A third option would be for Beijing to walk further away from financial reforms by reinstating complete capital control. Recent developments have shown worrying signs of the government’s attempt to curb capital outflows.

A market-based currency regime would remove the opacity of monetary policy that has long undermined investor confidence

But, given how far China has come in opening up its capital accounts, an outright reversal would prove prohibitively costly for its monetary authority.

With the Republicans poised to advance their corporate tax reform, a floating exchange rate regime becomes the best option for China.

The Chinese government would no longer need to burn its forex reserves, as the yuan would no longer need to be defended.

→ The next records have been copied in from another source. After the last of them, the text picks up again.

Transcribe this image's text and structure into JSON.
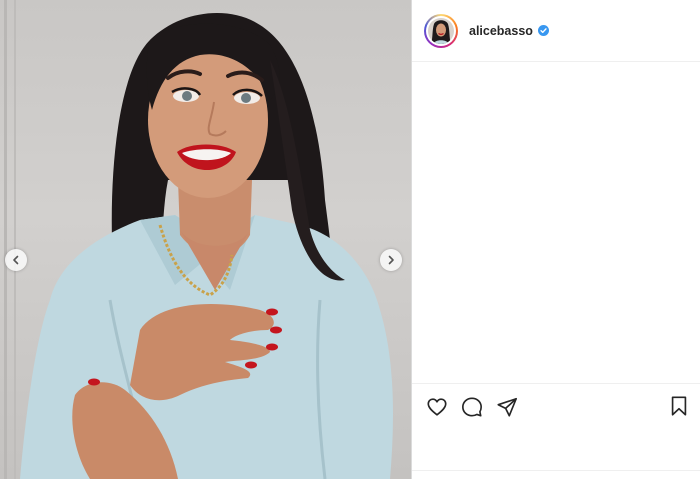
{
  "post": {
    "username": "alicebasso",
    "verified": true,
    "icons": {
      "verified": "verified-badge-icon",
      "like": "heart-icon",
      "comment": "comment-bubble-icon",
      "share": "paper-plane-icon",
      "save": "bookmark-icon",
      "prev": "chevron-left-icon",
      "next": "chevron-right-icon"
    },
    "colors": {
      "verified": "#3897f0",
      "text": "#262626",
      "border": "#dbdbdb"
    }
  }
}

A market-based currency regime would remove the opacity of monetary policy that has long undermined investor confidence in the Chinese economy. The move would mark another big stride in internationalising China’s currency following the inclusion of the yuan in the IMF’s basket of “reserve currencies”. China could also once and for all avoid being labelled a “currency manipulator” by the Trump administration, warding off a potential trade war.

Of course, a floating exchange rate regime has its own risks. But, with the border tax likely to become reality, this is the only alternative that would neither threaten China’s monetary system nor worsen its economic slowdown.

Weifeng Zhong is a research fellow in economic policy studies at the American Enterprise Institute. Zhimin Li is a Ph.D. candidate at the University of California, Berkeley